→ **Task brief**
Go through the data below. List every line that holds the word "icon".

___ Input data

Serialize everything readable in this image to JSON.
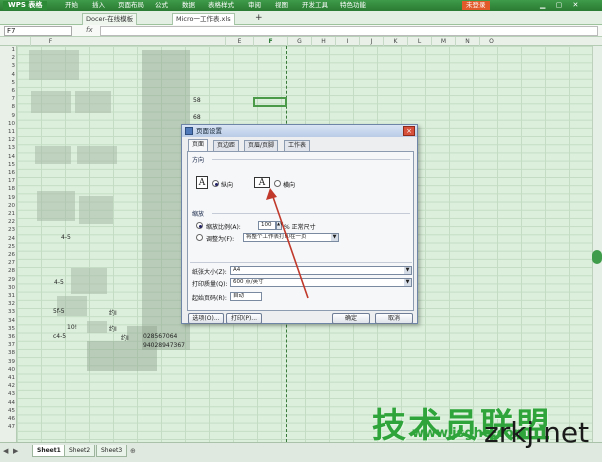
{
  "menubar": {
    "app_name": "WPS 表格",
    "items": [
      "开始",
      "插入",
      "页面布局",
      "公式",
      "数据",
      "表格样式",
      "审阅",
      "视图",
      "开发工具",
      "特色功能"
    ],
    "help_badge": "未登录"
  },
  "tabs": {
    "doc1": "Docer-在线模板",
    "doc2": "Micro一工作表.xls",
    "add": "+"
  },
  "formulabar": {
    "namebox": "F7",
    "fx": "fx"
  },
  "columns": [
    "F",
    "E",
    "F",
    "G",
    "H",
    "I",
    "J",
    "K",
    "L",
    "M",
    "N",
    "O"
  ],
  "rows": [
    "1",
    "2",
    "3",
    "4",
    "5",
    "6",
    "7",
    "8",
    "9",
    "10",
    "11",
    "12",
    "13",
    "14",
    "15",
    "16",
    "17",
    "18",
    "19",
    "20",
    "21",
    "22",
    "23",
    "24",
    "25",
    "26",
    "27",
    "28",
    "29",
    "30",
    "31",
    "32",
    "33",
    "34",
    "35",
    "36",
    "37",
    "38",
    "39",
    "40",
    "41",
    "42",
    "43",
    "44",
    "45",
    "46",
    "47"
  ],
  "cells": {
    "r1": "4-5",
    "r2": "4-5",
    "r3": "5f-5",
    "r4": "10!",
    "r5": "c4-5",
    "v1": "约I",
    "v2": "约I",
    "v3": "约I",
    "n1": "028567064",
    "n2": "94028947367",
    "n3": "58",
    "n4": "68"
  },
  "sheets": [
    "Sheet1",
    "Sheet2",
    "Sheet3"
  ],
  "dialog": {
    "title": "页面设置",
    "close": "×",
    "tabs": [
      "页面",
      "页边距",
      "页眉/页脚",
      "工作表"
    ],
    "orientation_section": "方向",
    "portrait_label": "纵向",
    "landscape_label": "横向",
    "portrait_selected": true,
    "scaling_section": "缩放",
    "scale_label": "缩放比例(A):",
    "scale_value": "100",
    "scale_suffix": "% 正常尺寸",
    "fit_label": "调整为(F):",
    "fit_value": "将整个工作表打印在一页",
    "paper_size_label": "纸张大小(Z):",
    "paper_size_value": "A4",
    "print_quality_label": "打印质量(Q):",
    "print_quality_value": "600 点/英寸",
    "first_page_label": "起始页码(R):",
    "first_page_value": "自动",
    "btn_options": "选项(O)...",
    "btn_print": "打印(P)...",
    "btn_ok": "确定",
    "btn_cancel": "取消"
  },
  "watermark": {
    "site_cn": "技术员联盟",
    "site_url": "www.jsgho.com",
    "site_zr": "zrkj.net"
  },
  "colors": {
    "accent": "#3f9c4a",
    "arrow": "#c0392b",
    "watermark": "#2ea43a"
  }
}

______
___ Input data

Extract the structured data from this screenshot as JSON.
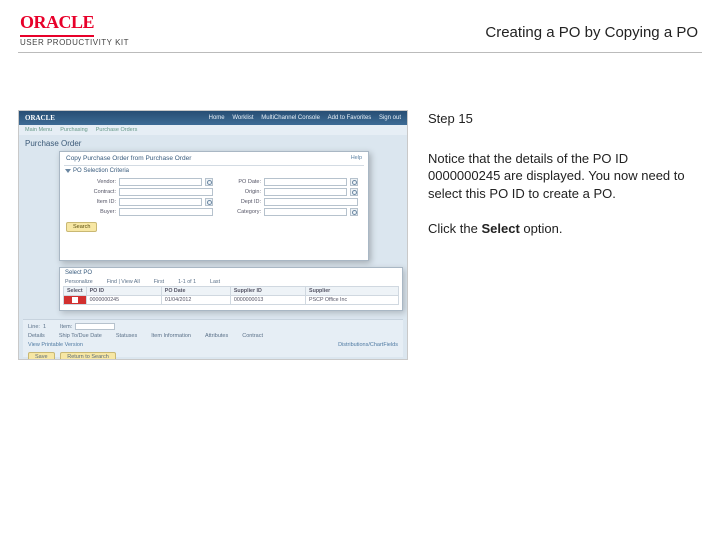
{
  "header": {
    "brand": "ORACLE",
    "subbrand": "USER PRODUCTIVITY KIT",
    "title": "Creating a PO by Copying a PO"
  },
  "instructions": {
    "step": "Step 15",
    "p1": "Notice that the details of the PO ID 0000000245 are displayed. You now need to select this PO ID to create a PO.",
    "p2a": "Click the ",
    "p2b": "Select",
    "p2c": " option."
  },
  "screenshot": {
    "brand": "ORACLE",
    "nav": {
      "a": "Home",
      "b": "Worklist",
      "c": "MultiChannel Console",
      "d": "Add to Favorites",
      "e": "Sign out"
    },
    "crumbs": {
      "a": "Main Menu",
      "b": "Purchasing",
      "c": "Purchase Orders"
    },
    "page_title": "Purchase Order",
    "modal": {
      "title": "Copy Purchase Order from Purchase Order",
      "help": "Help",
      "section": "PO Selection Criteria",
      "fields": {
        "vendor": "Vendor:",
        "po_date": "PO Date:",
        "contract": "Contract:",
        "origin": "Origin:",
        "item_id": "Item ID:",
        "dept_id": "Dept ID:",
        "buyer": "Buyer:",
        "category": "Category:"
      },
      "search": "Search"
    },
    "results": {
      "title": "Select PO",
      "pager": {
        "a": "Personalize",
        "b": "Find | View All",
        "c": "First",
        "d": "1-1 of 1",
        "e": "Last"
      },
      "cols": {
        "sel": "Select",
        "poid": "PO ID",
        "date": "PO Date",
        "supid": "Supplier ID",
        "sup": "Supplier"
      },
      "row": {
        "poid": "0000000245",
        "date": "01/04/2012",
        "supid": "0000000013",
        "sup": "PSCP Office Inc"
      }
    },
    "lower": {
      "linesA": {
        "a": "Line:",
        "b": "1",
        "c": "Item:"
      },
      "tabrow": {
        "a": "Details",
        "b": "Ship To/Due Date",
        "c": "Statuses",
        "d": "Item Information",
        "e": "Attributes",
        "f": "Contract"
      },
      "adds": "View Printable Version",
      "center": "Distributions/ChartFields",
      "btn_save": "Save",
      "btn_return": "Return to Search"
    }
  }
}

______
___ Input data

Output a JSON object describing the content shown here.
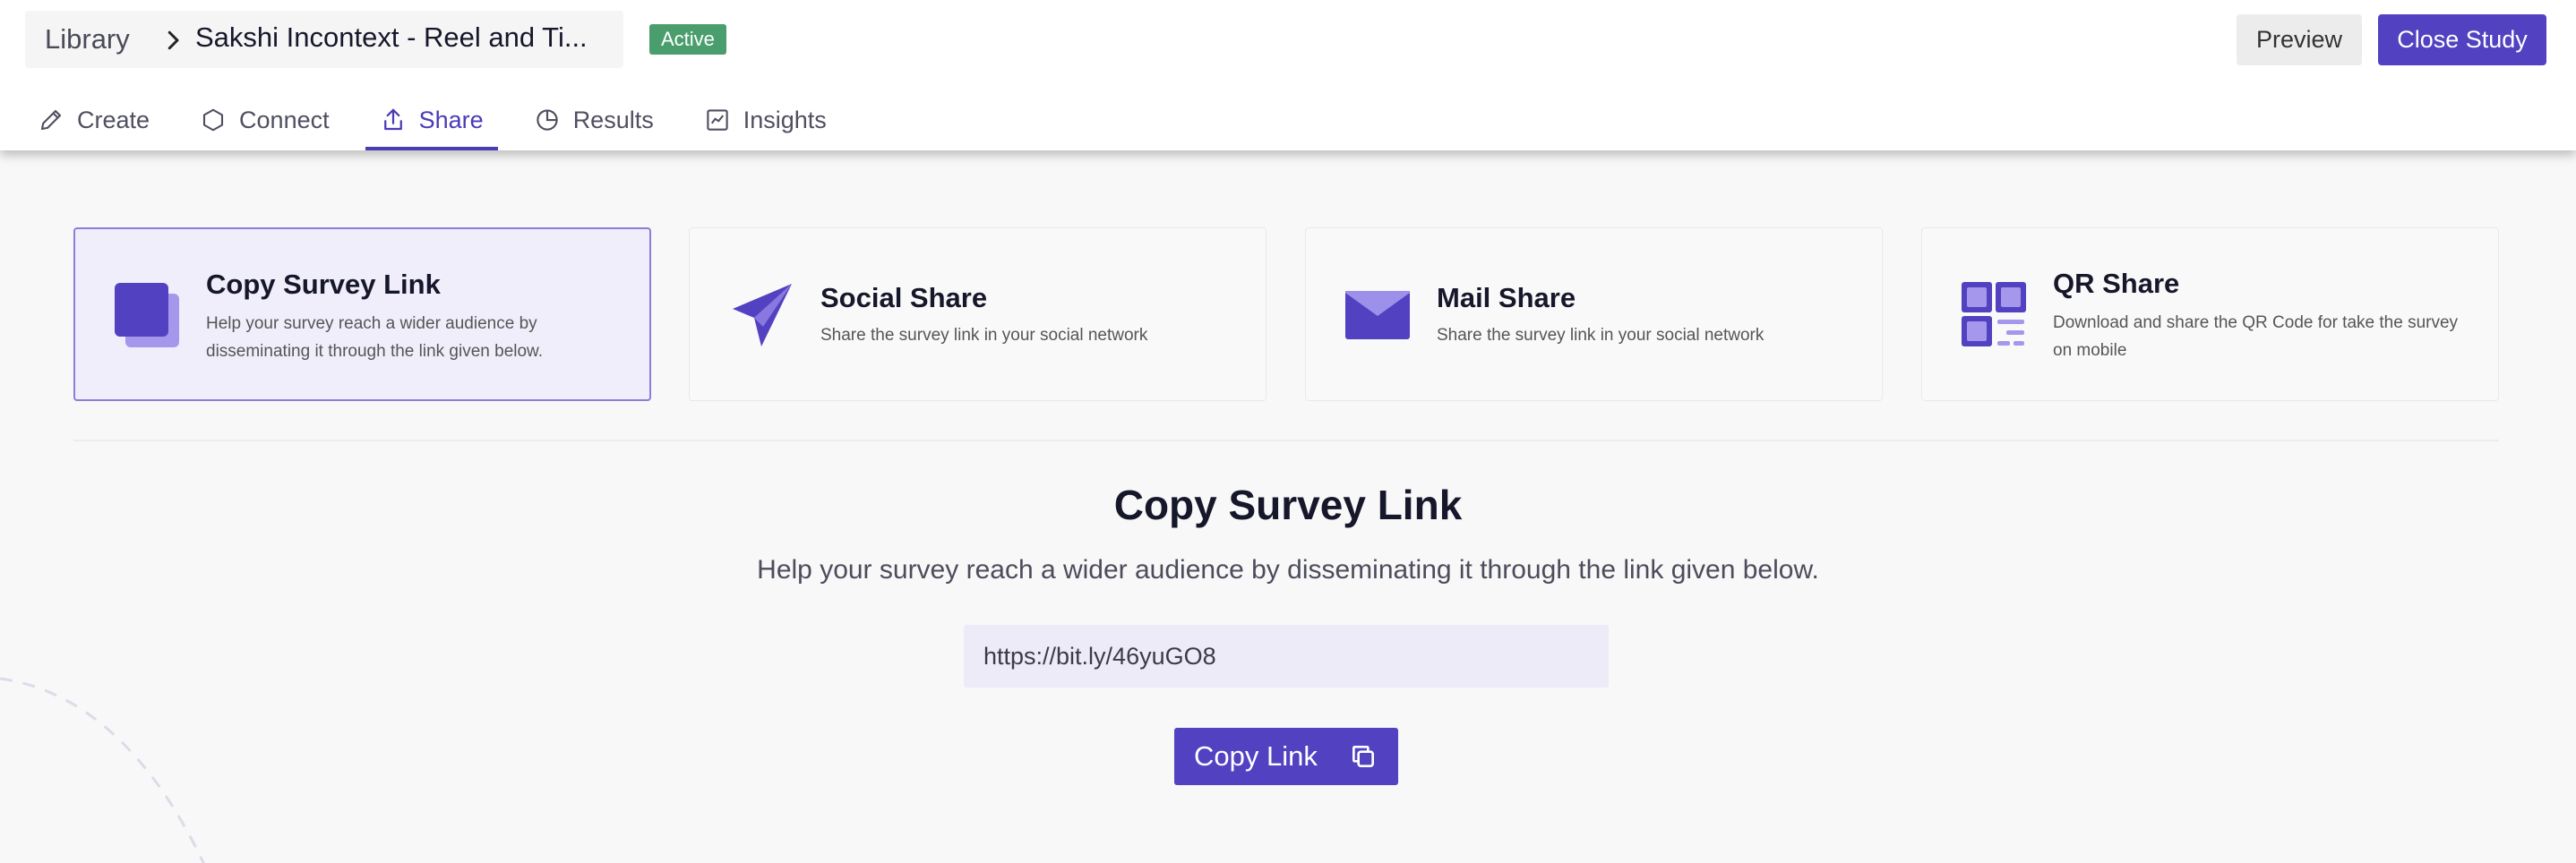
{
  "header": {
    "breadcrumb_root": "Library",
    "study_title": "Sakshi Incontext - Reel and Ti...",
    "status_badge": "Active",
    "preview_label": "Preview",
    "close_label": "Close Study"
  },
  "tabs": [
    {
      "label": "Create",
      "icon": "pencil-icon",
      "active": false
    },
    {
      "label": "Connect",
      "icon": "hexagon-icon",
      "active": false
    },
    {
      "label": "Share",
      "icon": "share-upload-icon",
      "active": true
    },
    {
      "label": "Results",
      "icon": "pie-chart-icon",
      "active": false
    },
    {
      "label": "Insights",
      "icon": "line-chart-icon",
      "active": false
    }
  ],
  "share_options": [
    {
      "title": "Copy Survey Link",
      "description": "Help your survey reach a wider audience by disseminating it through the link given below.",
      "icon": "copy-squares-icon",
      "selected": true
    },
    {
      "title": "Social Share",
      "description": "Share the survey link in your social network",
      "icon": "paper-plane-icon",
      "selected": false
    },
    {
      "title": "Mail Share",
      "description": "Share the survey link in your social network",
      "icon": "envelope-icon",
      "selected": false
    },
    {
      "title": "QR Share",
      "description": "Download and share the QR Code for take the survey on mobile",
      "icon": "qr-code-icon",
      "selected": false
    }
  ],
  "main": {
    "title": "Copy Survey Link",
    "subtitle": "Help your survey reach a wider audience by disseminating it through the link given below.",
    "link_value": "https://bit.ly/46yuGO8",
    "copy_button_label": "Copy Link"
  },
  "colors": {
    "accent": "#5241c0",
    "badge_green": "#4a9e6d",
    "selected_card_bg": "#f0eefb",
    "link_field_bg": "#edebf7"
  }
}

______

→ **Answer for the task**
      "icon": "pencil-icon",
      "icon": "hexagon-icon",
      "icon": "share-upload-icon",
      "icon": "pie-chart-icon",
      "icon": "line-chart-icon",
      "icon": "copy-squares-icon",
      "icon": "paper-plane-icon",
      "icon": "envelope-icon",
      "icon": "qr-code-icon",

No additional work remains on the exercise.